(Action item): The records below need to come back exactly as they are, pictures omitted.

--------

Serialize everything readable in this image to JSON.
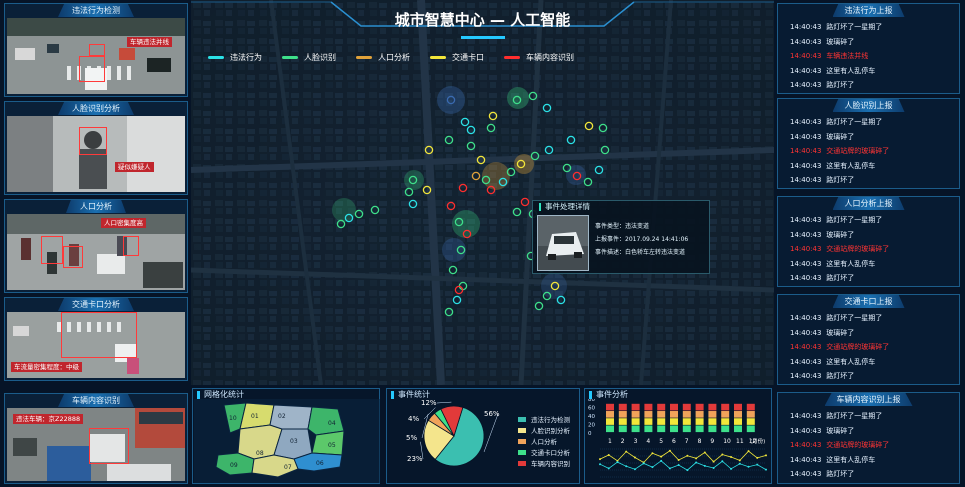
{
  "header": {
    "title": "城市智慧中心 — 人工智能"
  },
  "legend": [
    {
      "label": "违法行为",
      "color": "#2be1e6"
    },
    {
      "label": "人脸识别",
      "color": "#3ee08a"
    },
    {
      "label": "人口分析",
      "color": "#e0a23a"
    },
    {
      "label": "交通卡口",
      "color": "#f2e63a"
    },
    {
      "label": "车辆内容识别",
      "color": "#ff2e2e"
    }
  ],
  "cameras": [
    {
      "title": "违法行为检测",
      "tag": "车辆违法并线"
    },
    {
      "title": "人脸识别分析",
      "tag": "疑似嫌疑人"
    },
    {
      "title": "人口分析",
      "tag": "人口密集度高"
    },
    {
      "title": "交通卡口分析",
      "tag": "车流量密集程度：中级"
    },
    {
      "title": "车辆内容识别",
      "tag": "违法车辆：京Z22888"
    }
  ],
  "right_panels": [
    {
      "title": "违法行为上报",
      "rows": [
        {
          "time": "14:40:43",
          "text": "路灯坏了一星期了",
          "alert": false
        },
        {
          "time": "14:40:43",
          "text": "玻璃碎了",
          "alert": false
        },
        {
          "time": "14:40:43",
          "text": "车辆违法并线",
          "alert": true
        },
        {
          "time": "14:40:43",
          "text": "这里有人乱停车",
          "alert": false
        },
        {
          "time": "14:40:43",
          "text": "路灯坏了",
          "alert": false
        }
      ]
    },
    {
      "title": "人脸识别上报",
      "rows": [
        {
          "time": "14:40:43",
          "text": "路灯坏了一星期了",
          "alert": false
        },
        {
          "time": "14:40:43",
          "text": "玻璃碎了",
          "alert": false
        },
        {
          "time": "14:40:43",
          "text": "交通站牌的玻璃碎了",
          "alert": true
        },
        {
          "time": "14:40:43",
          "text": "这里有人乱停车",
          "alert": false
        },
        {
          "time": "14:40:43",
          "text": "路灯坏了",
          "alert": false
        }
      ]
    },
    {
      "title": "人口分析上报",
      "rows": [
        {
          "time": "14:40:43",
          "text": "路灯坏了一星期了",
          "alert": false
        },
        {
          "time": "14:40:43",
          "text": "玻璃碎了",
          "alert": false
        },
        {
          "time": "14:40:43",
          "text": "交通站牌的玻璃碎了",
          "alert": true
        },
        {
          "time": "14:40:43",
          "text": "这里有人乱停车",
          "alert": false
        },
        {
          "time": "14:40:43",
          "text": "路灯坏了",
          "alert": false
        }
      ]
    },
    {
      "title": "交通卡口上报",
      "rows": [
        {
          "time": "14:40:43",
          "text": "路灯坏了一星期了",
          "alert": false
        },
        {
          "time": "14:40:43",
          "text": "玻璃碎了",
          "alert": false
        },
        {
          "time": "14:40:43",
          "text": "交通站牌的玻璃碎了",
          "alert": true
        },
        {
          "time": "14:40:43",
          "text": "这里有人乱停车",
          "alert": false
        },
        {
          "time": "14:40:43",
          "text": "路灯坏了",
          "alert": false
        }
      ]
    },
    {
      "title": "车辆内容识别上报",
      "rows": [
        {
          "time": "14:40:43",
          "text": "路灯坏了一星期了",
          "alert": false
        },
        {
          "time": "14:40:43",
          "text": "玻璃碎了",
          "alert": false
        },
        {
          "time": "14:40:43",
          "text": "交通站牌的玻璃碎了",
          "alert": true
        },
        {
          "time": "14:40:43",
          "text": "这里有人乱停车",
          "alert": false
        },
        {
          "time": "14:40:43",
          "text": "路灯坏了",
          "alert": false
        }
      ]
    }
  ],
  "popup": {
    "title": "事件处理详情",
    "type_label": "事件类型：",
    "type_value": "违法变道",
    "time_label": "上报事件：",
    "time_value": "2017.09.24  14:41:06",
    "desc_label": "事件描述：",
    "desc_value": "白色轿车左转违法变道"
  },
  "grid_panel": {
    "title": "网格化统计",
    "regions": [
      "01",
      "02",
      "03",
      "04",
      "05",
      "06",
      "07",
      "08",
      "09",
      "10"
    ]
  },
  "event_panel": {
    "title": "事件统计"
  },
  "analysis_panel": {
    "title": "事件分析",
    "x_unit": "(月份)"
  },
  "chart_data": [
    {
      "type": "pie",
      "title": "事件统计",
      "categories": [
        "违法行为检测",
        "人脸识别分析",
        "人口分析",
        "交通卡口分析",
        "车辆内容识别"
      ],
      "values": [
        56,
        23,
        5,
        4,
        12
      ],
      "labels": [
        "56%",
        "23%",
        "5%",
        "4%",
        "12%"
      ],
      "colors": [
        "#3bbfb0",
        "#f4e58c",
        "#f0a35a",
        "#3ee08a",
        "#e23a3a"
      ]
    },
    {
      "type": "bar",
      "title": "事件分析",
      "xlabel": "(月份)",
      "categories": [
        "1",
        "2",
        "3",
        "4",
        "5",
        "6",
        "7",
        "8",
        "9",
        "10",
        "11",
        "12"
      ],
      "y_ticks": [
        0,
        20,
        40,
        60,
        80
      ],
      "ylim": [
        0,
        80
      ],
      "series": [
        {
          "values": [
            20,
            20,
            20,
            20,
            20,
            20,
            20,
            20,
            20,
            20,
            20,
            20
          ],
          "color": "#3ee08a"
        },
        {
          "values": [
            20,
            20,
            20,
            20,
            20,
            20,
            20,
            20,
            20,
            20,
            20,
            20
          ],
          "color": "#f2e63a"
        },
        {
          "values": [
            20,
            20,
            20,
            20,
            20,
            20,
            20,
            20,
            20,
            20,
            20,
            20
          ],
          "color": "#f0a35a"
        },
        {
          "values": [
            20,
            20,
            20,
            20,
            20,
            20,
            20,
            20,
            20,
            20,
            20,
            20
          ],
          "color": "#e23a3a"
        }
      ]
    },
    {
      "type": "line",
      "series": [
        {
          "values": [
            52,
            62,
            48,
            70,
            56,
            44,
            66,
            58,
            72,
            50,
            60,
            54,
            68,
            46,
            63,
            57,
            49,
            71,
            55,
            61
          ],
          "color": "#f2e63a"
        },
        {
          "values": [
            40,
            30,
            45,
            35,
            28,
            42,
            33,
            48,
            30,
            38,
            26,
            44,
            36,
            31,
            47,
            29,
            41,
            34,
            39,
            27
          ],
          "color": "#2be1e6"
        }
      ]
    }
  ]
}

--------

(Solution to this task):
Serialize everything readable in this image to JSON.
{
  "header": {
    "title": "城市智慧中心 — 人工智能"
  },
  "legend": [
    {
      "label": "违法行为",
      "color": "#2be1e6"
    },
    {
      "label": "人脸识别",
      "color": "#3ee08a"
    },
    {
      "label": "人口分析",
      "color": "#e0a23a"
    },
    {
      "label": "交通卡口",
      "color": "#f2e63a"
    },
    {
      "label": "车辆内容识别",
      "color": "#ff2e2e"
    }
  ],
  "cameras": [
    {
      "title": "违法行为检测",
      "tag": "车辆违法并线"
    },
    {
      "title": "人脸识别分析",
      "tag": "疑似嫌疑人"
    },
    {
      "title": "人口分析",
      "tag": "人口密集度高"
    },
    {
      "title": "交通卡口分析",
      "tag": "车流量密集程度：中级"
    },
    {
      "title": "车辆内容识别",
      "tag": "违法车辆：京Z22888"
    }
  ],
  "right_panels": [
    {
      "title": "违法行为上报",
      "rows": [
        {
          "time": "14:40:43",
          "text": "路灯坏了一星期了",
          "alert": false
        },
        {
          "time": "14:40:43",
          "text": "玻璃碎了",
          "alert": false
        },
        {
          "time": "14:40:43",
          "text": "车辆违法并线",
          "alert": true
        },
        {
          "time": "14:40:43",
          "text": "这里有人乱停车",
          "alert": false
        },
        {
          "time": "14:40:43",
          "text": "路灯坏了",
          "alert": false
        }
      ]
    },
    {
      "title": "人脸识别上报",
      "rows": [
        {
          "time": "14:40:43",
          "text": "路灯坏了一星期了",
          "alert": false
        },
        {
          "time": "14:40:43",
          "text": "玻璃碎了",
          "alert": false
        },
        {
          "time": "14:40:43",
          "text": "交通站牌的玻璃碎了",
          "alert": true
        },
        {
          "time": "14:40:43",
          "text": "这里有人乱停车",
          "alert": false
        },
        {
          "time": "14:40:43",
          "text": "路灯坏了",
          "alert": false
        }
      ]
    },
    {
      "title": "人口分析上报",
      "rows": [
        {
          "time": "14:40:43",
          "text": "路灯坏了一星期了",
          "alert": false
        },
        {
          "time": "14:40:43",
          "text": "玻璃碎了",
          "alert": false
        },
        {
          "time": "14:40:43",
          "text": "交通站牌的玻璃碎了",
          "alert": true
        },
        {
          "time": "14:40:43",
          "text": "这里有人乱停车",
          "alert": false
        },
        {
          "time": "14:40:43",
          "text": "路灯坏了",
          "alert": false
        }
      ]
    },
    {
      "title": "交通卡口上报",
      "rows": [
        {
          "time": "14:40:43",
          "text": "路灯坏了一星期了",
          "alert": false
        },
        {
          "time": "14:40:43",
          "text": "玻璃碎了",
          "alert": false
        },
        {
          "time": "14:40:43",
          "text": "交通站牌的玻璃碎了",
          "alert": true
        },
        {
          "time": "14:40:43",
          "text": "这里有人乱停车",
          "alert": false
        },
        {
          "time": "14:40:43",
          "text": "路灯坏了",
          "alert": false
        }
      ]
    },
    {
      "title": "车辆内容识别上报",
      "rows": [
        {
          "time": "14:40:43",
          "text": "路灯坏了一星期了",
          "alert": false
        },
        {
          "time": "14:40:43",
          "text": "玻璃碎了",
          "alert": false
        },
        {
          "time": "14:40:43",
          "text": "交通站牌的玻璃碎了",
          "alert": true
        },
        {
          "time": "14:40:43",
          "text": "这里有人乱停车",
          "alert": false
        },
        {
          "time": "14:40:43",
          "text": "路灯坏了",
          "alert": false
        }
      ]
    }
  ],
  "popup": {
    "title": "事件处理详情",
    "type_label": "事件类型：",
    "type_value": "违法变道",
    "time_label": "上报事件：",
    "time_value": "2017.09.24  14:41:06",
    "desc_label": "事件描述：",
    "desc_value": "白色轿车左转违法变道"
  },
  "grid_panel": {
    "title": "网格化统计",
    "regions": [
      "01",
      "02",
      "03",
      "04",
      "05",
      "06",
      "07",
      "08",
      "09",
      "10"
    ]
  },
  "event_panel": {
    "title": "事件统计"
  },
  "analysis_panel": {
    "title": "事件分析",
    "x_unit": "(月份)"
  },
  "chart_data": [
    {
      "type": "pie",
      "title": "事件统计",
      "categories": [
        "违法行为检测",
        "人脸识别分析",
        "人口分析",
        "交通卡口分析",
        "车辆内容识别"
      ],
      "values": [
        56,
        23,
        5,
        4,
        12
      ],
      "labels": [
        "56%",
        "23%",
        "5%",
        "4%",
        "12%"
      ],
      "colors": [
        "#3bbfb0",
        "#f4e58c",
        "#f0a35a",
        "#3ee08a",
        "#e23a3a"
      ]
    },
    {
      "type": "bar",
      "title": "事件分析",
      "xlabel": "(月份)",
      "categories": [
        "1",
        "2",
        "3",
        "4",
        "5",
        "6",
        "7",
        "8",
        "9",
        "10",
        "11",
        "12"
      ],
      "y_ticks": [
        0,
        20,
        40,
        60,
        80
      ],
      "ylim": [
        0,
        80
      ],
      "series": [
        {
          "values": [
            20,
            20,
            20,
            20,
            20,
            20,
            20,
            20,
            20,
            20,
            20,
            20
          ],
          "color": "#3ee08a"
        },
        {
          "values": [
            20,
            20,
            20,
            20,
            20,
            20,
            20,
            20,
            20,
            20,
            20,
            20
          ],
          "color": "#f2e63a"
        },
        {
          "values": [
            20,
            20,
            20,
            20,
            20,
            20,
            20,
            20,
            20,
            20,
            20,
            20
          ],
          "color": "#f0a35a"
        },
        {
          "values": [
            20,
            20,
            20,
            20,
            20,
            20,
            20,
            20,
            20,
            20,
            20,
            20
          ],
          "color": "#e23a3a"
        }
      ]
    },
    {
      "type": "line",
      "series": [
        {
          "values": [
            52,
            62,
            48,
            70,
            56,
            44,
            66,
            58,
            72,
            50,
            60,
            54,
            68,
            46,
            63,
            57,
            49,
            71,
            55,
            61
          ],
          "color": "#f2e63a"
        },
        {
          "values": [
            40,
            30,
            45,
            35,
            28,
            42,
            33,
            48,
            30,
            38,
            26,
            44,
            36,
            31,
            47,
            29,
            41,
            34,
            39,
            27
          ],
          "color": "#2be1e6"
        }
      ]
    }
  ]
}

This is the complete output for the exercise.